The world of microbes is ever-present but we usually only acknowledge it whenever we wash our hands. In truth, the smallest life form tells a lot about human development through history and we shouldn’t overlook its importance. Alisa tells her story about working in a field that intertwines three science disciplines at once: archeology, biology and computer science and how much fascination it holds.
Alisa Kazarina is a microbiologist whose desire is to explore how microbes influence human health and how investigating ancient human-related microorganisms could help researchers to study these relationships.
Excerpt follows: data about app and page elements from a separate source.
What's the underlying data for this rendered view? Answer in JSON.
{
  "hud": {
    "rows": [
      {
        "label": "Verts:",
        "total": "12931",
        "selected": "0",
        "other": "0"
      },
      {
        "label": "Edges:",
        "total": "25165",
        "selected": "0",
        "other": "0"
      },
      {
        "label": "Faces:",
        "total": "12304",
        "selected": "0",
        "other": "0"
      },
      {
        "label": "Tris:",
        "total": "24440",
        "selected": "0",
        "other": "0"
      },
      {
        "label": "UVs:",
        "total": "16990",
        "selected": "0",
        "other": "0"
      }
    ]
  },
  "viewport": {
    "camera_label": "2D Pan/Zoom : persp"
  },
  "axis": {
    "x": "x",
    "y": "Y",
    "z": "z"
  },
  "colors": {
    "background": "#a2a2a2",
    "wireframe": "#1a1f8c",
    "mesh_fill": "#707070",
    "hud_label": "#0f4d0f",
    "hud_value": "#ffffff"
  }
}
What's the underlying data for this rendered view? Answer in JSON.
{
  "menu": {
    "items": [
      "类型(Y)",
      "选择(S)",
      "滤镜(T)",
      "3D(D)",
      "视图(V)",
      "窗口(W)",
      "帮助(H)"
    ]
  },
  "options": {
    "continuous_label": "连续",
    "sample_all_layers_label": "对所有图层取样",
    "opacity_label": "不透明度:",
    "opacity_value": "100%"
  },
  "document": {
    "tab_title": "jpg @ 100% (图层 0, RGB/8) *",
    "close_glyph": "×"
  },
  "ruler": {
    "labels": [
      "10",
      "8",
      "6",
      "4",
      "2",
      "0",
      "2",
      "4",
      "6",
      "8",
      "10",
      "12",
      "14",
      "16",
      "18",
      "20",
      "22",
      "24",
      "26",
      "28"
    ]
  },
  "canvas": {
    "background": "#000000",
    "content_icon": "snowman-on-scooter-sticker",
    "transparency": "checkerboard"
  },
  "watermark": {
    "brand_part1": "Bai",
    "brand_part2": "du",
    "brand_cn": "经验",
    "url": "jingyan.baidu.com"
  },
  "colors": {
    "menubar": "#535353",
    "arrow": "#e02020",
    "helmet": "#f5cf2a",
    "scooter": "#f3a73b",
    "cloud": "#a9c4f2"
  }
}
In her job at the Latvian Biomedical Research and Study Center, Alisa investigates the remains of ancient human-related microbes that can be found within archaeological material with the help of a new multi-disciplinary area of research – biomolecular archaeology.
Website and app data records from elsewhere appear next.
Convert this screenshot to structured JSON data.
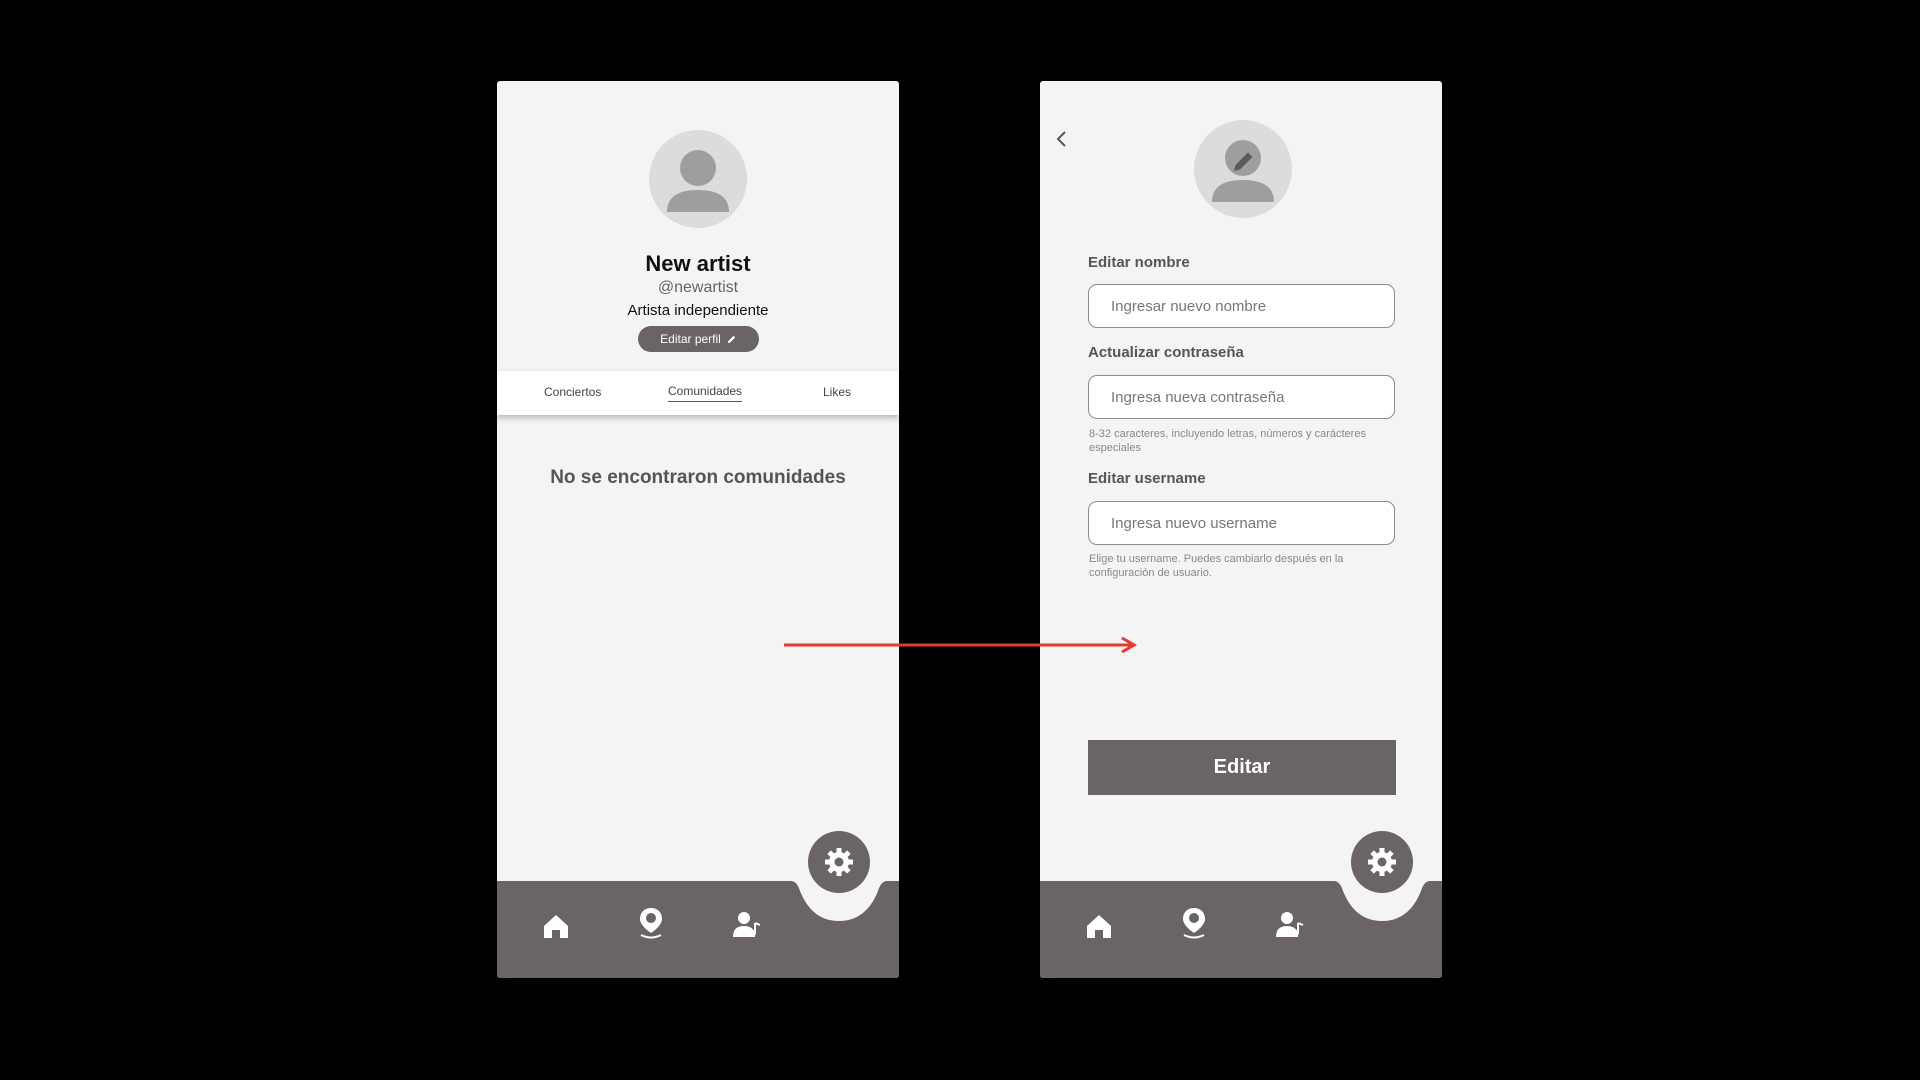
{
  "profile_screen": {
    "name": "New artist",
    "handle": "@newartist",
    "role": "Artista independiente",
    "edit_profile_label": "Editar perfil",
    "tabs": [
      {
        "label": "Conciertos",
        "active": false
      },
      {
        "label": "Comunidades",
        "active": true
      },
      {
        "label": "Likes",
        "active": false
      }
    ],
    "empty_message": "No se encontraron comunidades"
  },
  "edit_screen": {
    "name_label": "Editar nombre",
    "name_placeholder": "Ingresar nuevo nombre",
    "password_label": "Actualizar contraseña",
    "password_placeholder": "Ingresa nueva contraseña",
    "password_hint": "8-32 caracteres, incluyendo letras, números y carácteres especiales",
    "username_label": "Editar username",
    "username_placeholder": "Ingresa nuevo username",
    "username_hint": "Elige tu username. Puedes cambiarlo después en la configuración de usuario.",
    "submit_label": "Editar"
  },
  "nav": {
    "items": [
      "home-icon",
      "location-pin-icon",
      "artist-profile-icon"
    ],
    "fab_icon": "gear-icon"
  },
  "colors": {
    "background": "#000000",
    "screen": "#f4f4f4",
    "primary": "#6b6464",
    "flow_arrow": "#e53935"
  }
}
In parallel, Alisa Kazarina is working towards her PhD thesis investigating the evolution of human-related microbial communities (i.e. human microbiome) and to detect and study ancient human pathogens like Mycobacterium tuberculosis.